What IS A Saskatoon BerrY?
Saskatoon berry (Amelanchier alnifolia) is a rosaceous pome and a wild fruit of North American prairies.
Historically, the fruit has been widely used by the native Indians in making pemmican. The Saskatoon Berry is identified by several other names including saskatoons, serviceberry, maycherry, juneberry, shadbush, shadblossom, pigeonberry, pembina plum, sugar pear, Indian peer, lance wood, bill berry, Canadian medlar and rocky mountain blueberry.
Saskatoons are cold-hardy plants that withstand a temperature as low as -60°C and have a lifespan of 30 to 50 years. In Canada, orchard cultivation of saskatoons began as far back as 1918. Many cultivars of Saskatoon Berries are commercially grown and that includes Bluff, Buffalo, Elizabeth, Forestburg, Honeywood, JB 30, Martin, Nelson, Northline, PAR 90, Parkhill, Pearson II, Pembina, Smoky, Success and Thiessen. An orchard with mature trees of 12-15 years old yields 6,000-8,600 kg/ha (St-Pierre, 2005).
Explore Popular Uses of the Saskatoon Berry
“A functional food is similar in appearance to, or may be a conventional food, is consumed as part of a usual diet, and is demonstrated to have physiological benefits and/or reduce the risk of chronic disease beyond basic nutritional functions”
A growing number of studies have demonstrated the health benefits of polyphenols including anticancer, antitumor, anti-inflammatory and anti-mutagenic effects and oxygen-radical scavenging to minimize lipoprotein oxidation
(Le Marchand et al., 2000; Kong et al., 2008).
This information boom on the positive health effects of blue-purple fruits has helped Saskatoon Berries enter into the ever-expanding functional food market. As Health Canada defines, “a functional food is similar in appearance to, or may be a conventional food, is consumed as part of a usual diet, and is demonstrated to have physiological benefits and/or reduce the risk of chronic disease beyond basic nutritional functions”. Thus, fruits that are significant sources of anthocyanins and polyphenols, such as Saskatoon Berries, now qualify as functional foods.
Polyphenols are a heterogeneous group of plant metabolites that includes thousands of natural chemicals. These chemical compounds show a huge diversity in molecular weights, chain lengths and isomeric structures. Within a plant species, considerable polyphenol diversity is observed due to the differences in genetics and environment. As a result, only a limited number of less complex plant polyphenols have been analyzed and reported (Cheynier, 2005). Even though saskatoons have been introduced as a commercial fruit decades ago, not much information is available on polyphenol diversity of Saskatoon Berries, as influenced by cultivar and locality (i.e., soil fertility, temperature, irrigation and pest and diseases) differences. This report was put together by the Saskatoon Berry Council of Canada to share the recent research on health attributes of saskatoons, and where possible provide comparative information from other berry fruits considered in the function food market.

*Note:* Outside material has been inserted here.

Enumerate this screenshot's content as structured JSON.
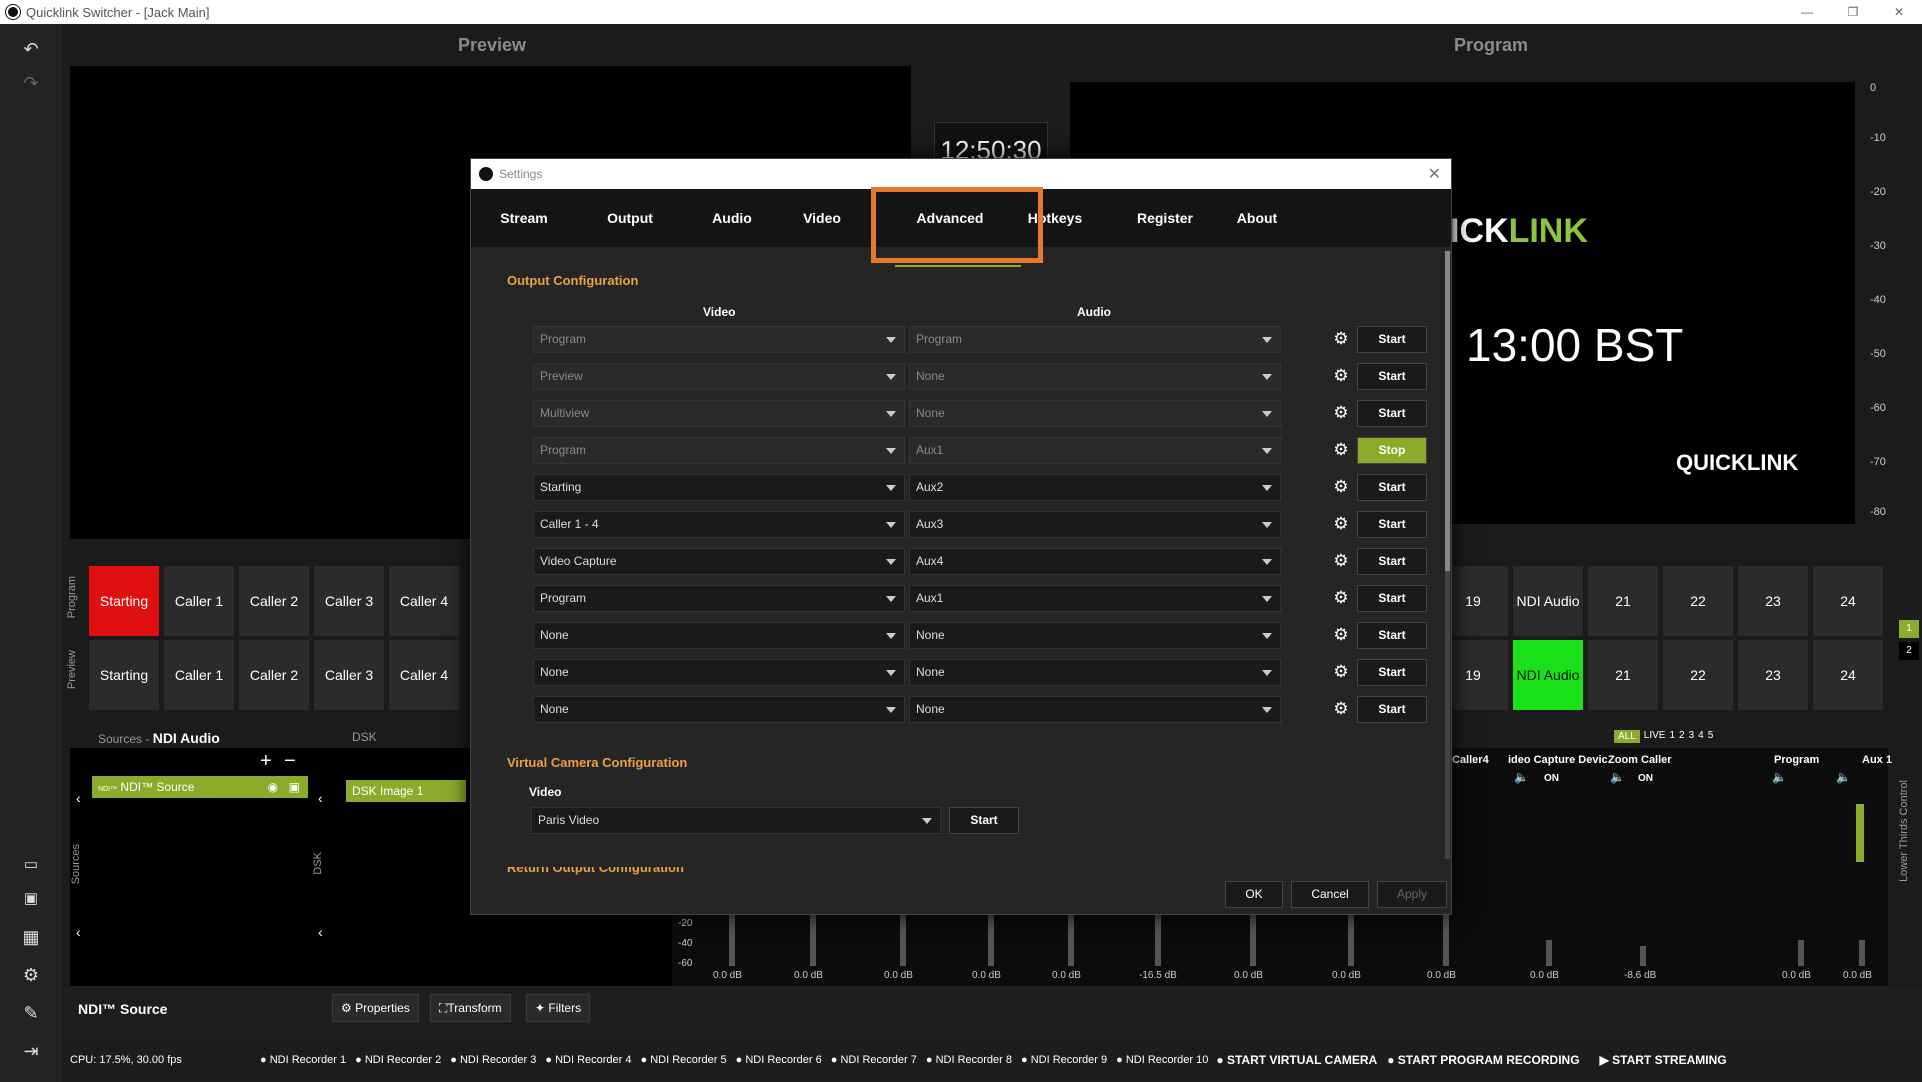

THE SASKATOON BERRY; BRINGING YOU ESSENTIAL MINERALS & DIETARY FIBRE
- CALCIUM contributes to growth and maintenance of bones and functioning of muscles.
- IRON is necessary for oxygen transport system of blood.
- SODIUM & POTASSIUM help maintaining the electrolyte balance.
- Some minerals serve as co-factors of enzymes.
- DIETARY FIBRE improves bowel movement.